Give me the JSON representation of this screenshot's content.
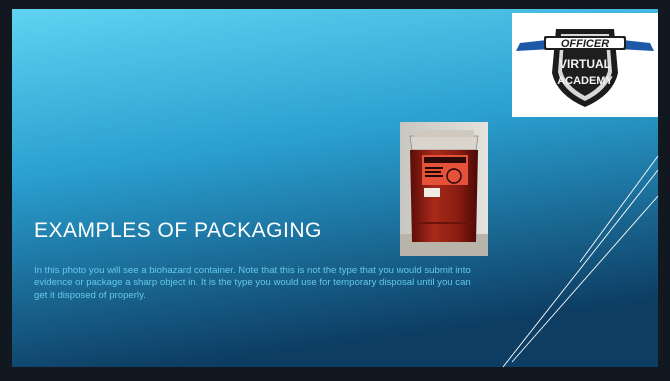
{
  "slide": {
    "title": "EXAMPLES OF PACKAGING",
    "body": "In this photo you will see a biohazard container. Note that this is not the type that you would submit into evidence or package a sharp object in. It is the type you would use for temporary disposal until you can get it disposed of properly.",
    "colors": {
      "background_top": "#5fd3f0",
      "background_bottom": "#0d3d63",
      "frame": "#111820",
      "body_text": "#63c9ea",
      "title_text": "#ffffff"
    }
  },
  "logo": {
    "line1": "OFFICER",
    "line2": "VIRTUAL",
    "line3": "ACADEMY",
    "icon": "shield-icon"
  },
  "photo": {
    "subject": "biohazard-sharps-container"
  }
}
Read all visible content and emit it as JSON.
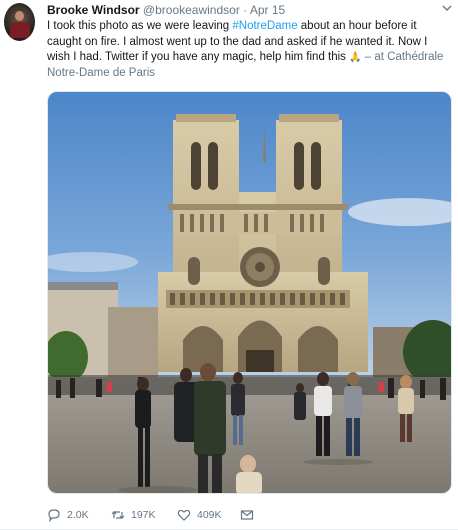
{
  "tweet": {
    "display_name": "Brooke Windsor",
    "handle": "@brookeawindsor",
    "separator": "·",
    "date": "Apr 15",
    "text_part1": "I took this photo as we were leaving ",
    "hashtag": "#NotreDame",
    "text_part2": " about an hour before it caught on fire. I almost went up to the dad and asked if he wanted it. Now I wish I had. Twitter if you have any magic, help him find this ",
    "emoji": "🙏",
    "location_text": " – at Cathédrale Notre-Dame de Paris"
  },
  "actions": {
    "replies": "2.0K",
    "retweets": "197K",
    "likes": "409K"
  },
  "colors": {
    "accent": "#1da1f2",
    "muted": "#657786"
  },
  "icons": {
    "reply": "reply-icon",
    "retweet": "retweet-icon",
    "like": "heart-icon",
    "dm": "envelope-icon",
    "more": "chevron-down-icon"
  }
}
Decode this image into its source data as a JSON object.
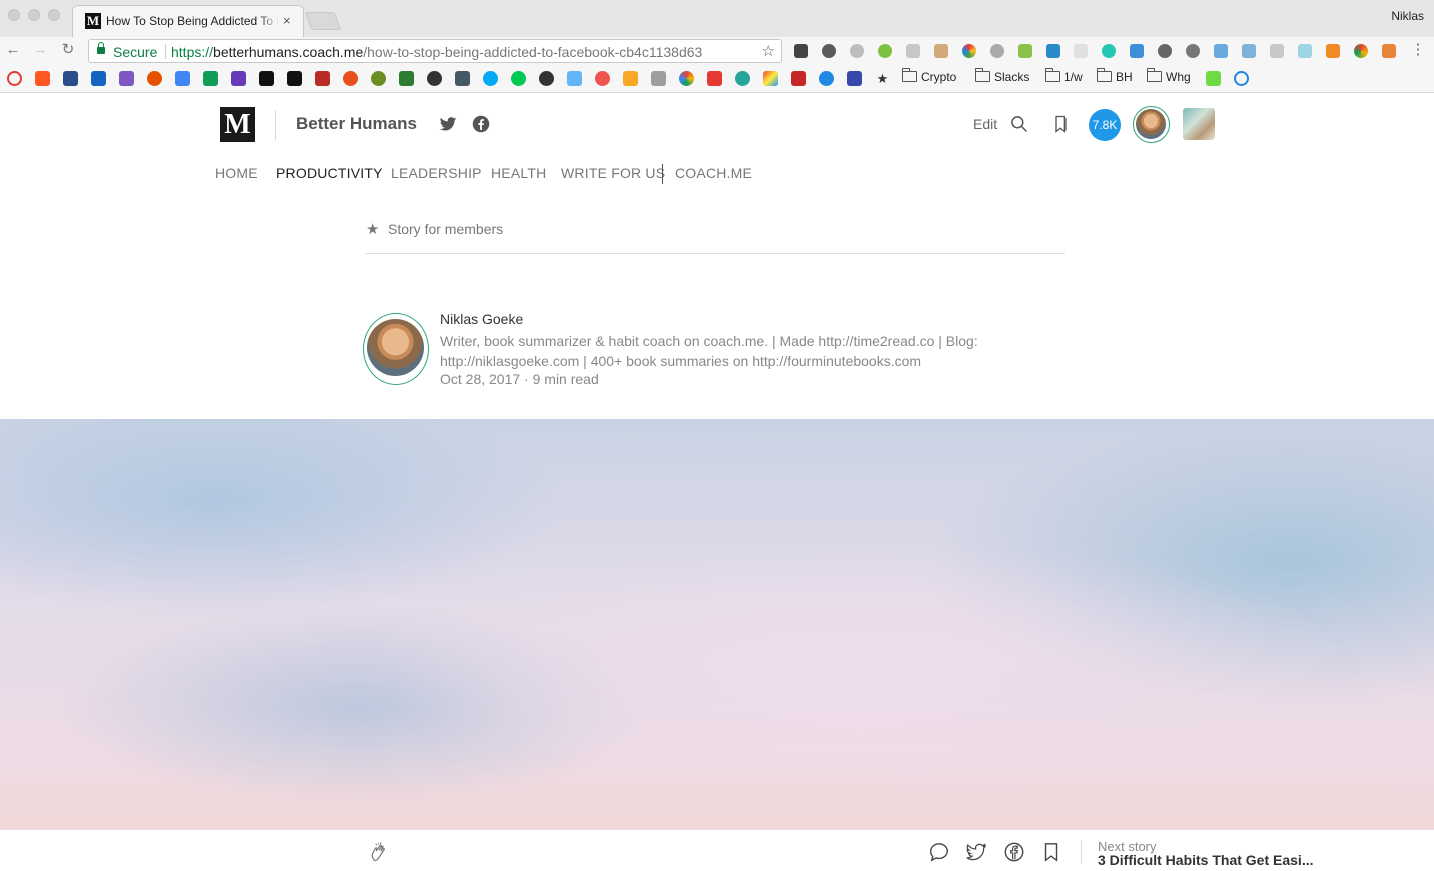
{
  "browser": {
    "tab_title": "How To Stop Being Addicted To Facebook",
    "tab_close": "×",
    "profile_name": "Niklas",
    "secure_label": "Secure",
    "url_scheme": "https://",
    "url_host": "betterhumans.coach.me",
    "url_path": "/how-to-stop-being-addicted-to-facebook-cb4c1138d63",
    "bookmark_folders": [
      "Crypto",
      "Slacks",
      "1/w",
      "BH",
      "Whg"
    ]
  },
  "header": {
    "logo": "M",
    "publication": "Better Humans",
    "edit_label": "Edit",
    "badge": "7.8K"
  },
  "nav": {
    "items": [
      "HOME",
      "PRODUCTIVITY",
      "LEADERSHIP",
      "HEALTH",
      "WRITE FOR US",
      "COACH.ME"
    ],
    "active": "PRODUCTIVITY"
  },
  "article": {
    "member_label": "Story for members",
    "author_name": "Niklas Goeke",
    "author_bio": "Writer, book summarizer & habit coach on coach.me. | Made http://time2read.co | Blog: http://niklasgoeke.com | 400+ book summaries on http://fourminutebooks.com",
    "meta": "Oct 28, 2017 · 9 min read"
  },
  "footer": {
    "next_label": "Next story",
    "next_title": "3 Difficult Habits That Get Easi..."
  },
  "colors": {
    "secure_green": "#0b8043",
    "badge_blue": "#1f98e8",
    "avatar_ring": "#2fa37f"
  }
}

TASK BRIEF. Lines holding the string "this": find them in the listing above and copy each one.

FINISHED TASK.
Give me the JSON representation of this screenshot's content.
    "body": "In this photo you will see a biohazard container. Note that this is not the type that you would submit into evidence or package a sharp object in. It is the type you would use for temporary disposal until you can get it disposed of properly.",
    "text_part1": "I took this photo as we were leaving ",
    "text_part2": " about an hour before it caught on fire. I almost went up to the dad and asked if he wanted it. Now I wish I had. Twitter if you have any magic, help him find this ",
Decode this image into its source data as a JSON object.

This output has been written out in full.